    In 1996, the school system invested $21 million in a construction project in order to expand and renovate the 57-year-old building. Because of this construction, the entire student body could not stay in the original building. To fix this problem, the 1100 freshmen and sophomores were sent to the former Norfolk Catholic High building a half-mile away from the building. Catholic High was vacaNC nt at the time since Catholic High moved to Virginia Beach. The Catholic High building was nicknamed “Granby 2″ while the original building was “Granby 1.” Under Principal Michael Caprio, the school had to double everything including scheduling, busing, orientation, and lunches. Several headaches later, the 20,000-square-foot (1,900 m2) expansion was complete with comprehensive voice, video, and high-speed data network and a media resource management system for 110 classrooms and laboratories. In addition, the building gained three multimedia presentation rooms and an innovative CCTV security system.

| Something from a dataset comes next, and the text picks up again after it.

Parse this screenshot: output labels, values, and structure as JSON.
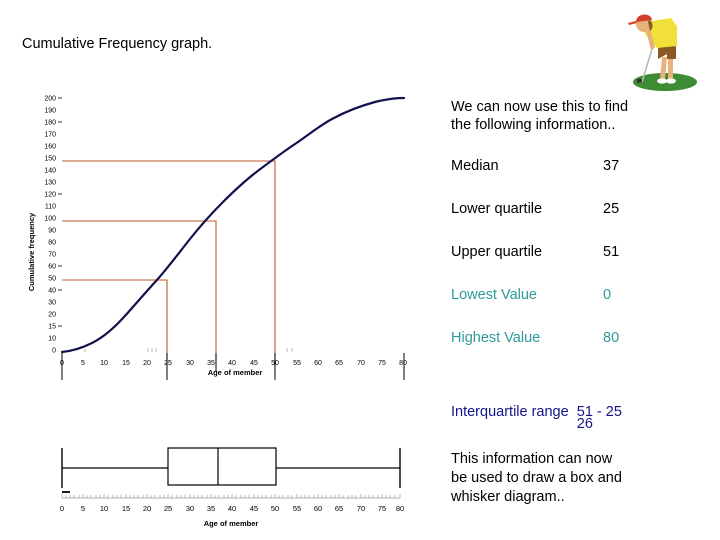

    Soon after opening the newly renovated building, Granby applied for and became a fully authorized International Baccalaureate Diploma Programme School in 1997.  There are only 38 authorized IB Diploma Programme Schools in Virginia.GHS Comet

    The history of Granby High School can be measured by the success of its many students. Ushered in during the New Deal Era, the school immediately took on the responsibility of educating tens of thousands of our nation’s finest youth. Many of Granby’s alumni have grown to prominence. Graduate Joe Leafe served as Mayor of Norfolk. Tom Moss served in the Virginia House of Delegates as Speaker of that body. Other famous alumni include at least two superintendents of school systems, a renowned artist, a national newscaster and a Space Shuttle astronaut. For more information on the alumni, see the alumni pages and the Granby Hall of Fame by selecting their web page link HERE.

    Navy Blue, Las Vegas Gold, and SilverCupola  are the school colors.  You will commonly see the Navy Blue and Gold Together, and Silver as an accent color. Blue representing the color of the Chesapeake Bay, which is in Granby’s vicinity. The gold and silver are derived from the proverb: ”A word fitly spoken is like apples of gold in pictures of silver.” This quote is also hung on a plaque in the hallway.  Granby’s school symbol and mascot is the comet.  Granby often uses the "G" logo which is similar to the University of Georgia logo used for athletics.

    It also has a newspaper entitled “The Spectator,” and annually publishes a literary magazine called “The  Cupola,” named after the structure on the top of the school’s roof. The weathervane on top of the cupola was bent as a result of tropical storm Ernesto, but was fixed within six months. 

     


    Granby High School Principals 1939-2020

    Lemuel Francis Games    1939-1944

    Edwin L. Lamberth    1944-1949

    Herman M. Williams    1949-1951

    Elmer Tarrall    1951-1957

    William L. Harrell    1957-1962

    Donald G. Griffin    1962-1969

    John W. Brown, Jr.    1969-1981

    Theodore R. Smith    1981-1994

    Michael J. Caprio    1994-2002

    Edward Daughtrey    2002-2016

    Lynnell Gibson    2016-2020

    Thomas Smigiel    2020 - Present


    ALMA MATER

    The Granby High School Alma Mater was created in 1942 by John W. W. Comming. Comming is a retired commander of the United States Navy. The Alma Mater is sung by the school’s elite choir, The Granby Singers.

    Granby High, our Alma Mater, let the joyful welkin ring;
    Hail to thee, our Alma Mater, ever praise to thee we’ll sing.
    We all love thee, Alma Mater, thou hast led our steps aright.
    Come weal, come woe, wherever we may go,
    Will our memories of thee be bright.
    O Granby High, O Granby high,
    O morning star of life in our sky,
    May our lives ever be pride and honor to thee,
    O God bless thee, Granby High.

    VIRGINIA DEPARTMENT OF EDUCATION SCHOOL QUALITY PROFILE

    A detailed report of Granby High School’s Academic Success can be found HERE.